An important part of your business change process will be to create and operate incident response teams that are supported with resources from each of the Viewpoints previously discussed. This has significant cultural as well as safety benefits. In your legacy operating model, it is very easy for ‘us and them’ divides to arise. Development teams are typically incentivized to improve quality and are harmed by their own actions if quality drops, but ‘gatekeeping’ teams performing manual reviews on the product rarely have skin in the game so can become perceived as ‘armchair referees’ rather than team players. It is useful therefore to have your supporting business teams embedded within the development process, creating policy to automate governance; AND to have those same individuals on incident response teams, so that they get first hand experience of managing potential policy failures. This creates a much more collegiate environment where everyone has similar skin in the game and everyone gets a better learning experience about what matters most.

It is advisable to temper your ambitions initially and instead create a capability review based upon realistic and reasonable expectations. Teams will need a lot of mentoring as they transition to new ways of working, so prioritize those business functions that perform the most critical governance activities for your product and start there, with a roadmap for other functions to transition as you get more practiced in operation. Remember that a key tenet of Continuous Delivery is creating an environment in which you can make lots of small mistakes that teach you what you need to know to succeed, but which also protects you from making a large mistake that can kill you. One of your first tasks will be to get people used to making mistakes and being praised for turning them into valuable knowledge. If a blame culture creeps back into your new org unit, things are likely to become political and your whole mission may be sabotaged. Plan your capability rollout in bite-sized chunks that allow your executive team to mentor and lead at a comfortable pace initially, until you have sufficient good habits in place to turn up the wick and really start to realize the productivity gains of Continuous Delivery.

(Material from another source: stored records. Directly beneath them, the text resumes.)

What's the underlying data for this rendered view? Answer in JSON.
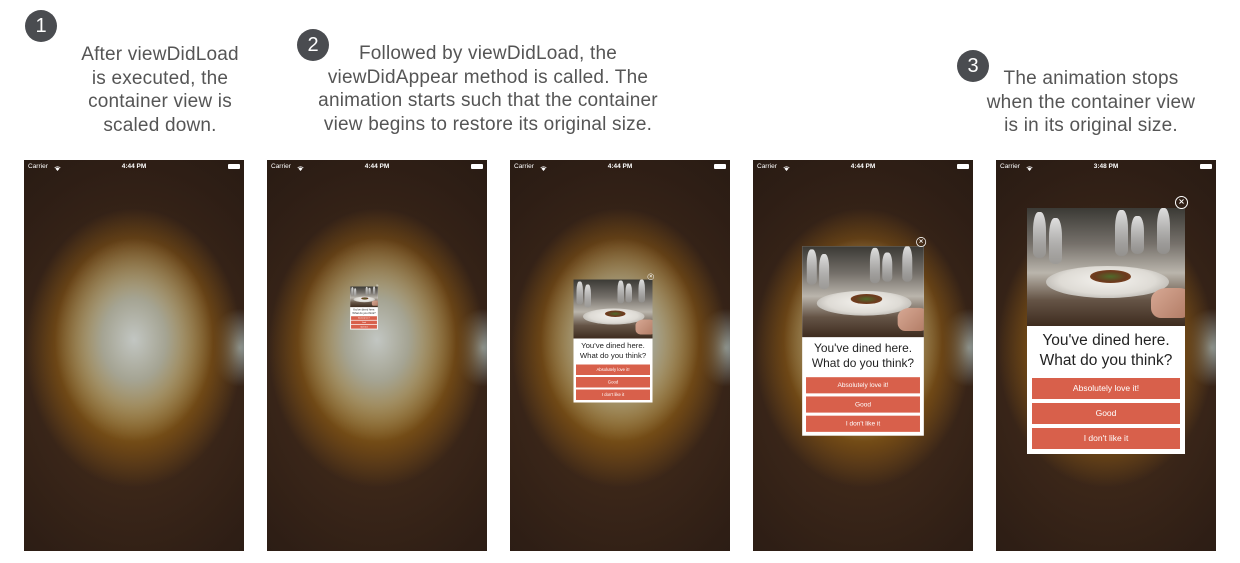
{
  "steps": [
    {
      "number": "1",
      "caption_lines": [
        "After viewDidLoad",
        "is executed, the",
        "container view is",
        "scaled down."
      ]
    },
    {
      "number": "2",
      "caption_lines": [
        "Followed by viewDidLoad, the",
        "viewDidAppear method is called. The",
        "animation starts such that the container",
        "view begins to restore its original size."
      ]
    },
    {
      "number": "3",
      "caption_lines": [
        "The animation stops",
        "when the container view",
        "is in its original size."
      ]
    }
  ],
  "screens": [
    {
      "carrier": "Carrier",
      "time": "4:44 PM",
      "popup_visible": false
    },
    {
      "carrier": "Carrier",
      "time": "4:44 PM",
      "popup_visible": true
    },
    {
      "carrier": "Carrier",
      "time": "4:44 PM",
      "popup_visible": true
    },
    {
      "carrier": "Carrier",
      "time": "4:44 PM",
      "popup_visible": true
    },
    {
      "carrier": "Carrier",
      "time": "3:48 PM",
      "popup_visible": true
    }
  ],
  "popup": {
    "close_icon": "close-circle-icon",
    "question_line1": "You've dined here.",
    "question_line2": "What do you think?",
    "options": [
      "Absolutely love it!",
      "Good",
      "I don't like it"
    ],
    "button_color": "#d8604b"
  }
}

As your new org unit becomes more practiced, start to transition more staff across from the parent organization and scale up, making sure to train people in the culture of the new unit as well as the process.

4 - Assessment of Readiness

Understanding if we are good to start

“Action springs not from thought, but from a readiness for responsibility.”

— G. M. Trevelyan

How do you know if you are ready to start your transition to Continuous Delivery?

  • Well, first and foremost, you must have secured robust commitment at board and executive level, with a clear remit for significant business change. Your management team should understand that they are changing the target operating model of the business and be fully bought into the extended journey that this will entail.

  • You need to have secured a few key practitioners who will be your anchor through the inevitable confusion and doubt as you roll out new process. They will be the calm voices that guide everyone to the destination.

  • You will have a reasonable understanding of your capability and have set expectations appropriately. You are in training to get to peak fitness to run the race that comes later. You don’t get to skip the training phase with a montage and some ’80s rock music. Your next step is to get the whole team fit for action and that will involve some sweat and pain.

  • You have prepared some metrics to help you evaluate your progress. The DORA metrics are a good place to start. Don’t pick vanity metrics as they won’t help you.

  • Finally, you have communicated carefully and positively with all staff. Your activity must be understood clearly as the path to more growth and prosperity for all. Rumours of secret plots to replace all staff with automation are all too easy to start and very hard to refute when you are building a lot of automation for unexplained reasons…

If you have these in place, you are ready to press ‘Go!’